But, unlike Truman, Obama has constantly sought common ground with Congress. While that strategy averted a descent into national default, it has not been met with an olive branch on the other side. Obama’s embrace of the “Gang of Six” debt reduction proposal in the Senate, a call for substantial changes in core entitlement programs like Medicare and Social Security, along with major tax reform and more revenues, was not greeted with applause by most Republicans. Instead, it only reinforced Republicans’ ideological partisanship. Speaker of the House John Boehner rejected any attempt at a “Grand Bargain”, because his caucus would not countenance a deal that included any revenues at all. The message was clear: anything that Obama is for, Republicans will be instantly against. It’s a playbook from which the GOP is unlikely to diverge anytime soon.
There’s an argument to be made that the president’s passive-aggressive approach to policy-making actually paid big benefits in terms of policy successes in his first two years. There is no way the House and Senate both would have passed health reform bills, for example, if the president had intervened aggressively and demanded things like a public option that would never have survived a filibuster in the Senate.
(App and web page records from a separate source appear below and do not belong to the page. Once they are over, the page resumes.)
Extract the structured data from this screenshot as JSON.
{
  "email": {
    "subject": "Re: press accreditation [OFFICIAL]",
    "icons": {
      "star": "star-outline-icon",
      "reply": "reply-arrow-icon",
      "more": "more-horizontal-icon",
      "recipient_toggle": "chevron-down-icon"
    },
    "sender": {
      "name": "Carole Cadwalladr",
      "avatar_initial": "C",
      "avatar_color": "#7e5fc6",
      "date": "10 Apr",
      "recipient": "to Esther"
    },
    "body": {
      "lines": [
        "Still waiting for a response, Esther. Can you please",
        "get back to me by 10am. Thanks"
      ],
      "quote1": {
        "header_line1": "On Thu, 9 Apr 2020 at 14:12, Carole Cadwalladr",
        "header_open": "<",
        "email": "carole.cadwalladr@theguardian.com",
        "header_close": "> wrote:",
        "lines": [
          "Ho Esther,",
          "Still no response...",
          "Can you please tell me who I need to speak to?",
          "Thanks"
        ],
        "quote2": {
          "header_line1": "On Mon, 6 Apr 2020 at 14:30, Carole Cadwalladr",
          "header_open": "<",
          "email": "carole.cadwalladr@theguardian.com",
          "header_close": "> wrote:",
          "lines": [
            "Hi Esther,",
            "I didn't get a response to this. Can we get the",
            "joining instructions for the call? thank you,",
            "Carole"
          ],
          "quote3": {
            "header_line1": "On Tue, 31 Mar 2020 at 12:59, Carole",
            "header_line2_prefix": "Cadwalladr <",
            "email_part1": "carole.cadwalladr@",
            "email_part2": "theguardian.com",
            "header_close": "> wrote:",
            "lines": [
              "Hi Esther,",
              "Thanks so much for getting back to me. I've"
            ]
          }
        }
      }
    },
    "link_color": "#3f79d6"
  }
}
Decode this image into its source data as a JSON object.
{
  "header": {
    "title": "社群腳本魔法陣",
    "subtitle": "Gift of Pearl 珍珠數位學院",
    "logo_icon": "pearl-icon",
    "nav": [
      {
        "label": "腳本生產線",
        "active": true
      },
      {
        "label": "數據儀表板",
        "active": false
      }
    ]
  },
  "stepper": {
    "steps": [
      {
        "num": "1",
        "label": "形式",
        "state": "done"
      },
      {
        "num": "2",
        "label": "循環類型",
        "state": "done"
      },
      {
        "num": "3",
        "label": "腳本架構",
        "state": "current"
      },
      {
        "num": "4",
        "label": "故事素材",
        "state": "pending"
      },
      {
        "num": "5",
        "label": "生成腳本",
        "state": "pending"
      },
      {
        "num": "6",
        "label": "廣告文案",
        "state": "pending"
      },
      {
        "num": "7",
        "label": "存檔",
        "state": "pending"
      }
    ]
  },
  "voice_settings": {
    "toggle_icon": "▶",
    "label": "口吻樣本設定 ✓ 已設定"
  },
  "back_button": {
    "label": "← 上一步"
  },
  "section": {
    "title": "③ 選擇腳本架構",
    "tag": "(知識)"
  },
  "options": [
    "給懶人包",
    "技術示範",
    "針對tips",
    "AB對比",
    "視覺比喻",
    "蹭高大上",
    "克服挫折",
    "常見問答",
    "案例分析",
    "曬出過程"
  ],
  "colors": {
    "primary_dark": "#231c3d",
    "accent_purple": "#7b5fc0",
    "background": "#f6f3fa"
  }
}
But however much Obama deserves to be commended for his instinctual pragmatism and his commitment to finding common ground with his political adversaries, that doesn’t mean it amounts to a wise electoral strategy in the year ahead. Obama must reckon with the fact that the 112th Congress will be an implacable political foil. If he does so, he’ll be able to profit from the Republicans’ ideological overreach. But a continued willingness to compromise without pushback will only encourage Republicans in Congress to increase their demands and push for more confrontation. The resulting turmoil will soon irredeemably sour independents against the entire government, including the president.
The alternative is not for the president to abandon negotiation or make his own set of non-negotiable demands, but to channel his inner Harry Truman. That means first redefining the terms of debate, framing a narrative across the country by both decrying the bickering and describing the consequences for voters everywhere if the Republican Congress has its way—what the budget cuts in the House budget would mean for medical research, how people with serious disabilities would be forced onto the streets, Medicaid patients unable to get organ transplants, and so on. The president’s domestic policy achievements from his first two years were not received enthusiastically by voters, and the record this year is dismal, but he can take a chapter from Truman’s playbook by describing in detail the many pressing issues facing the country, which the 112th House, and the Republican minority in the Senate, have refused to address.
Harry Truman’s 1948 campaign showed how much voters yearn for a strong and demanding leader and how powerful the presidential bully pulpit can be—not just in political terms, but by shaping the narrative, putting his pugnacious adversaries on the defensive, and mobilizing voters to demand a different approach to problem-solving. Rhetoric does not change the facts on the ground or in and of itself provide a new direction in policy. But the absence of an energized and angry president demanding better of the do-nothings in Congress can only lead to something worse.
Norman Ornstein is a resident scholar at the American Enterprise Institute and a weekly columnist at Roll Call.